Right now with mostly positive changes in the laws, this is a perfect time speak out loudly as Dr. King and other great leaders taught us to do. Our actions are sorely needed to make adaptations that are real and substantial, to shift that pendulum back a bit to the middle, at least, and forge ahead for the common good. Time-tested strategies that we know work, within new paradigms of technology and unscripted, genuine developmentally appropriate pedagogy make sense to me. Programs come and go, kids and skills remain the same. ALWAYS have.
Unless we are teachers, teach with teachers, hang out in their rooms or listen to them as a society, teachers are simply going to burn out by January or leave this grand profession. I keep reading about teacher shortages. Today's teacher is the ultimate professional. Principals instill optimism in their collective staffs, lead by modeling and know that the school's culture, climate and morale is the beginning of any foundation for success.
Lately we've seen pictures of schools physically falling apart. More than 51% of public schoolchildren live in poverty or on the edge. Every teacher has students with special needs of some sort and automatically differentiates instruction, sometimes minute to minute. Teachers feed hungry kids from their desks and buy supplies for their rooms. I never met a Teacher or Principal who didn't take care of their kids way beyond the job description. So I guess that's formative assessment, maybe summative, too.
Common Core expectations, Data-driven instruction (which extended all the way to Read-Alouds) maybe were not in line with classroom reality and years of continual evaluation. I find this ironic, as the purpose of evaluation is to improve, not to prove. And NCLB certainly left a bunch of kids behind. I call these the "gap kids."
NAEP (National Assessment of Educational Progress) remains our Nation's Report Card, regardless of new reform acronyms. It's definitely worth taking a look at the NAEP reading scores, summative assessment. In this case, a solid view of America's schoolkids and an honest look at data which makes sense to us. I hope you study the newest report before any local decisions are made regarding the new ESSA regulations. The challenge is daunting, but more local 'say' and encouraging teachers take the lead and figure out how they can best support each other is best bet.
- To be effective assessment for teachers, parents and kids, it has be useful.
- To be effective assessment for teachers, parents and kids, it has to be reliable and valid.
- To be effective assessment for teachers, parents and kids, it has to be immediate.
NAEP is not Common Core, but Common Core is NAEP.

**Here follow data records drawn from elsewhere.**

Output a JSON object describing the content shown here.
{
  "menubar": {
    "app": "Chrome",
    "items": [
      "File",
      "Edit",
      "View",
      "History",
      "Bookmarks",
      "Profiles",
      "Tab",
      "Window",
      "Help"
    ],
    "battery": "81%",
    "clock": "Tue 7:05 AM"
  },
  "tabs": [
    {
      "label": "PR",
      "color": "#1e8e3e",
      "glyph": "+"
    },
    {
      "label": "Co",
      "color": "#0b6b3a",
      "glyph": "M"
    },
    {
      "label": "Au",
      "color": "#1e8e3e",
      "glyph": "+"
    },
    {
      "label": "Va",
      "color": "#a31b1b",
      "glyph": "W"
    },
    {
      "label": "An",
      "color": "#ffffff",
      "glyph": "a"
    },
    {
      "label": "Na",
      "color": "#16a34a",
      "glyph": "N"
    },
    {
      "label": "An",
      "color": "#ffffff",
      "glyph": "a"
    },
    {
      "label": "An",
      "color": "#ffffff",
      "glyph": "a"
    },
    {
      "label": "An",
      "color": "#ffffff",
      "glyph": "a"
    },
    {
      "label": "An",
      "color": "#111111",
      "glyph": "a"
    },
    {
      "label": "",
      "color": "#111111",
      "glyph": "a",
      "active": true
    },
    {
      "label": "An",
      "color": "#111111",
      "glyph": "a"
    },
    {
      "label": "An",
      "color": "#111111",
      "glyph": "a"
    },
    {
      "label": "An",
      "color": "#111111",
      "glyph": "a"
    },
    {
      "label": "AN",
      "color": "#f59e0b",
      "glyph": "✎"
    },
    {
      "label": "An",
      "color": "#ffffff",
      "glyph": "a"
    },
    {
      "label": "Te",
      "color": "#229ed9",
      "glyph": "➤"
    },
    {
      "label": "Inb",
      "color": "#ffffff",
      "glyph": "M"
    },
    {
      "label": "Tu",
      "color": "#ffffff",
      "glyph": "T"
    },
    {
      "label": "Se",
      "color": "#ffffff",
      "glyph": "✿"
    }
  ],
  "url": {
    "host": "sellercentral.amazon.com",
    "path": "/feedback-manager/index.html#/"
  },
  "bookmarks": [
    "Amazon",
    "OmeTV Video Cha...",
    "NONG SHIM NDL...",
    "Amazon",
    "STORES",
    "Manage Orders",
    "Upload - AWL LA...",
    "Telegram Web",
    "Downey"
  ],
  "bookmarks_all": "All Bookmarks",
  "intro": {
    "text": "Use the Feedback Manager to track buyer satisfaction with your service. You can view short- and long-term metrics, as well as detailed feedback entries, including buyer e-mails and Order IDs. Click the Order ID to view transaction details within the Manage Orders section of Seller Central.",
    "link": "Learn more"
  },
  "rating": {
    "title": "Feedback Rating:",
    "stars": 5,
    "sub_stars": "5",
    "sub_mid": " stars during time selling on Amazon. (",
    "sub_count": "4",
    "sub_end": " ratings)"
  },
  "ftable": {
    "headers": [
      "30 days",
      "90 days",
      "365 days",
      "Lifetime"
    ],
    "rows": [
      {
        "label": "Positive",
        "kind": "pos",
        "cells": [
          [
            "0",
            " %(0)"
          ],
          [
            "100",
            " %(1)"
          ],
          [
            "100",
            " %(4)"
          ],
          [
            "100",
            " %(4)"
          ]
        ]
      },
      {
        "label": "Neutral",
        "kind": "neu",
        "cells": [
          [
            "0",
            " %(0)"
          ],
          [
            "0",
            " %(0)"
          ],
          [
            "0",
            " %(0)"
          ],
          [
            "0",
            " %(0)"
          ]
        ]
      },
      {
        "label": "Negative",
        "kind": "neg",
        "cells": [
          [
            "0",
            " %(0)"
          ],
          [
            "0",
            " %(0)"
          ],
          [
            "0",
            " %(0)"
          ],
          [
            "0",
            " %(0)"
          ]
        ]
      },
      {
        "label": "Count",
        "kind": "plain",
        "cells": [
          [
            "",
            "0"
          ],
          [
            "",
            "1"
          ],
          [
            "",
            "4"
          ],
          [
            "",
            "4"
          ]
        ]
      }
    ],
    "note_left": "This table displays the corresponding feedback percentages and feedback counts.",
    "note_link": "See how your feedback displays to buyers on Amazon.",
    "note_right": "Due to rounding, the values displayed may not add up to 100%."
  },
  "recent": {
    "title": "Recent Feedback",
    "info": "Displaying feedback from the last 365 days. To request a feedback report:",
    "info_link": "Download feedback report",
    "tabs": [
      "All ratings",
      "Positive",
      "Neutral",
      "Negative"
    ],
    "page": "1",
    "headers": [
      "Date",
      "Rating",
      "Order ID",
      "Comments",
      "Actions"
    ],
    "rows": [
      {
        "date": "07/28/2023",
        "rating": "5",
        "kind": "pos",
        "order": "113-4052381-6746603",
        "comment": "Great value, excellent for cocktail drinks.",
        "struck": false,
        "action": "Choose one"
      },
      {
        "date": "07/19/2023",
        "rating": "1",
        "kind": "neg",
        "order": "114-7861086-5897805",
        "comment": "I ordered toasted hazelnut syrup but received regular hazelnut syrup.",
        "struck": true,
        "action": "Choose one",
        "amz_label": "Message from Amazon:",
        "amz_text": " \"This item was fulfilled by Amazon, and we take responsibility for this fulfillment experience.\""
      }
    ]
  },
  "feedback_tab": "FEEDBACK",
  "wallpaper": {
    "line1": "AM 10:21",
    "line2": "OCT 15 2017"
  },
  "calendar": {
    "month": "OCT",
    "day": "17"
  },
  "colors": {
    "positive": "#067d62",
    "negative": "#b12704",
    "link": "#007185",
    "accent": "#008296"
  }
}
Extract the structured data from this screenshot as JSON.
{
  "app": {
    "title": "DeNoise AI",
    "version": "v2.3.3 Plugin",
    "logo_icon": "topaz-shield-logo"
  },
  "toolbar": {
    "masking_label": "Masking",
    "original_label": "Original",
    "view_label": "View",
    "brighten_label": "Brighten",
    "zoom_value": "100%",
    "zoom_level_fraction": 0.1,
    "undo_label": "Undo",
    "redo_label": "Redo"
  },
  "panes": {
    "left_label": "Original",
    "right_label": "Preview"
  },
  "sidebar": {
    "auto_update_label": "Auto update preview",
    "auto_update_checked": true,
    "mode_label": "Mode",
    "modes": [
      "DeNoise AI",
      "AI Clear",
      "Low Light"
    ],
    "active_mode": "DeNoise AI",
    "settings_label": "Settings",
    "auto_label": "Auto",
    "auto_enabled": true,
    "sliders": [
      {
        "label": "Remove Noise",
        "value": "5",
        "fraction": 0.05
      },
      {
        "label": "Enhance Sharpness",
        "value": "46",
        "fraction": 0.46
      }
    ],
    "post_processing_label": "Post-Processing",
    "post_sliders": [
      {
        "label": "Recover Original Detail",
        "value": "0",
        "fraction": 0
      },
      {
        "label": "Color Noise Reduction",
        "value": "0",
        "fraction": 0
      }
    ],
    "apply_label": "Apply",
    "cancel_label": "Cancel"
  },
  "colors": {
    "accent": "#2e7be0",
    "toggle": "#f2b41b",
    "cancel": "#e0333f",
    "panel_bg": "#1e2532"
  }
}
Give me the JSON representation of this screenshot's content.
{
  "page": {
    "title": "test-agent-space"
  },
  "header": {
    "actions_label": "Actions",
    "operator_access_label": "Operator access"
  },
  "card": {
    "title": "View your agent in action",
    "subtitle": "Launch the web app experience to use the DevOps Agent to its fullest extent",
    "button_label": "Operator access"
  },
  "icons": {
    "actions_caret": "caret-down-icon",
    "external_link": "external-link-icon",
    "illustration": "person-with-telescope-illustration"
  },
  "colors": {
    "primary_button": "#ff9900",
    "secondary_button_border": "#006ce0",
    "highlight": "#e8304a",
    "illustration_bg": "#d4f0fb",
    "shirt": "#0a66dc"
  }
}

Here are NAEP 4th and 8th grade scores. You do the math.
Below basic: 31%; Basic: 33%; Proficient: 27%; Advanced: 8%. At or above proficient: 36%.
Below basic: 24%; Basic: 41; Proficient: 31%; Advanced: 4%. At or above proficient: 35%.
Take a look at the scores of black children.
- 4th grade, 18% proficient. 8th grade, 16%.
The good news is overall scores are slightly higher than in '92, for both grades, by about five or six points. Not much. Where did all the money go? Wasn't the goal to level the playing field and bridge the achivement gap? I'm not going to grade that, don't need to.
I hope you share this post with others. These are strictly my opinions, but trust me, Data walls and Data points are not the way to go. I'd dump nearly all standardized tests, just do a few to get the overall look at school and district progress. For individual kiddos, the best assessment is formative, which teachers know how to do extremely well. They live there with the kids, know every nuance.
Practice makes permanent; it doesn't take a standardized test to get there. NAEP scores are our starting point. The only way is up. Call me hopeful today. Our new goal is simple: help make every child a capable, confident reader. World-class scholars are in the making. We are every bit as good as Finland, maybe better.
Leaving footprints on your reading hearts, Rita